[EXERCISE]: Set the entries down once more, exactly as they are worded.

Top of GIVEN DATA

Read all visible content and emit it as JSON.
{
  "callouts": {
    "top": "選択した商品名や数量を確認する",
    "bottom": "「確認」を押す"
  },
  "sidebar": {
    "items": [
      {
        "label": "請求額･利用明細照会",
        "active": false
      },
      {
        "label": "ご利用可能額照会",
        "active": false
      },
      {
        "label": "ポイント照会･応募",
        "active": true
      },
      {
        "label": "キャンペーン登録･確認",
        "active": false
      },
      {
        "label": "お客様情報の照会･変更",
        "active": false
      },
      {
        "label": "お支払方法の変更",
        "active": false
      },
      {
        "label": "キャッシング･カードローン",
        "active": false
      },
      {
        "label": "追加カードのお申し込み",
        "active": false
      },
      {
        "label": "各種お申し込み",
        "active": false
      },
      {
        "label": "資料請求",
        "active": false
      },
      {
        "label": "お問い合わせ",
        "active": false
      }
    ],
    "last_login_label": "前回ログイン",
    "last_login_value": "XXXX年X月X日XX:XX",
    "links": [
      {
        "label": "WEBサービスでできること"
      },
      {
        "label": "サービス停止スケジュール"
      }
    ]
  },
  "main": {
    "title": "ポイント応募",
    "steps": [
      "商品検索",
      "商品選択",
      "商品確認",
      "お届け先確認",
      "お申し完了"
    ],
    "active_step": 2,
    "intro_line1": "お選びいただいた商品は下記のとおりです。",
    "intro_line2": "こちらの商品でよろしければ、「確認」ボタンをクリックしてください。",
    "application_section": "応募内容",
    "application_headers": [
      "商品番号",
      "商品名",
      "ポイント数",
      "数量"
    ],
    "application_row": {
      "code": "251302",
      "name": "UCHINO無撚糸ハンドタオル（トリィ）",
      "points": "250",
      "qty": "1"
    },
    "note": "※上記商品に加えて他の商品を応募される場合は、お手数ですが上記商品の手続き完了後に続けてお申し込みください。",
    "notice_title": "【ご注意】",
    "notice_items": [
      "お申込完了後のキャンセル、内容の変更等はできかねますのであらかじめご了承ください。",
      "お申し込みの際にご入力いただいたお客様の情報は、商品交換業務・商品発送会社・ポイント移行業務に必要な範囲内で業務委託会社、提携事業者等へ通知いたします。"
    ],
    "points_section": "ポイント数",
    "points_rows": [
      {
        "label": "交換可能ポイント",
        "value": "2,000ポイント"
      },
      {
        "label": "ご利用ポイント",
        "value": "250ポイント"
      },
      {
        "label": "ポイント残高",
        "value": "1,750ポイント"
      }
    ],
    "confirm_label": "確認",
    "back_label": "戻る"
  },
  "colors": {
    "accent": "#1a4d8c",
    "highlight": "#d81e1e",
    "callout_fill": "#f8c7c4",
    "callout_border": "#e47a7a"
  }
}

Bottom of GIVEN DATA

[TASK ANSWER]:
Read all visible content and emit it as JSON.
{
  "callouts": {
    "top": "選択した商品名や数量を確認する",
    "bottom": "「確認」を押す"
  },
  "sidebar": {
    "items": [
      {
        "label": "請求額･利用明細照会",
        "active": false
      },
      {
        "label": "ご利用可能額照会",
        "active": false
      },
      {
        "label": "ポイント照会･応募",
        "active": true
      },
      {
        "label": "キャンペーン登録･確認",
        "active": false
      },
      {
        "label": "お客様情報の照会･変更",
        "active": false
      },
      {
        "label": "お支払方法の変更",
        "active": false
      },
      {
        "label": "キャッシング･カードローン",
        "active": false
      },
      {
        "label": "追加カードのお申し込み",
        "active": false
      },
      {
        "label": "各種お申し込み",
        "active": false
      },
      {
        "label": "資料請求",
        "active": false
      },
      {
        "label": "お問い合わせ",
        "active": false
      }
    ],
    "last_login_label": "前回ログイン",
    "last_login_value": "XXXX年X月X日XX:XX",
    "links": [
      {
        "label": "WEBサービスでできること"
      },
      {
        "label": "サービス停止スケジュール"
      }
    ]
  },
  "main": {
    "title": "ポイント応募",
    "steps": [
      "商品検索",
      "商品選択",
      "商品確認",
      "お届け先確認",
      "お申し完了"
    ],
    "active_step": 2,
    "intro_line1": "お選びいただいた商品は下記のとおりです。",
    "intro_line2": "こちらの商品でよろしければ、「確認」ボタンをクリックしてください。",
    "application_section": "応募内容",
    "application_headers": [
      "商品番号",
      "商品名",
      "ポイント数",
      "数量"
    ],
    "application_row": {
      "code": "251302",
      "name": "UCHINO無撚糸ハンドタオル（トリィ）",
      "points": "250",
      "qty": "1"
    },
    "note": "※上記商品に加えて他の商品を応募される場合は、お手数ですが上記商品の手続き完了後に続けてお申し込みください。",
    "notice_title": "【ご注意】",
    "notice_items": [
      "お申込完了後のキャンセル、内容の変更等はできかねますのであらかじめご了承ください。",
      "お申し込みの際にご入力いただいたお客様の情報は、商品交換業務・商品発送会社・ポイント移行業務に必要な範囲内で業務委託会社、提携事業者等へ通知いたします。"
    ],
    "points_section": "ポイント数",
    "points_rows": [
      {
        "label": "交換可能ポイント",
        "value": "2,000ポイント"
      },
      {
        "label": "ご利用ポイント",
        "value": "250ポイント"
      },
      {
        "label": "ポイント残高",
        "value": "1,750ポイント"
      }
    ],
    "confirm_label": "確認",
    "back_label": "戻る"
  },
  "colors": {
    "accent": "#1a4d8c",
    "highlight": "#d81e1e",
    "callout_fill": "#f8c7c4",
    "callout_border": "#e47a7a"
  }
}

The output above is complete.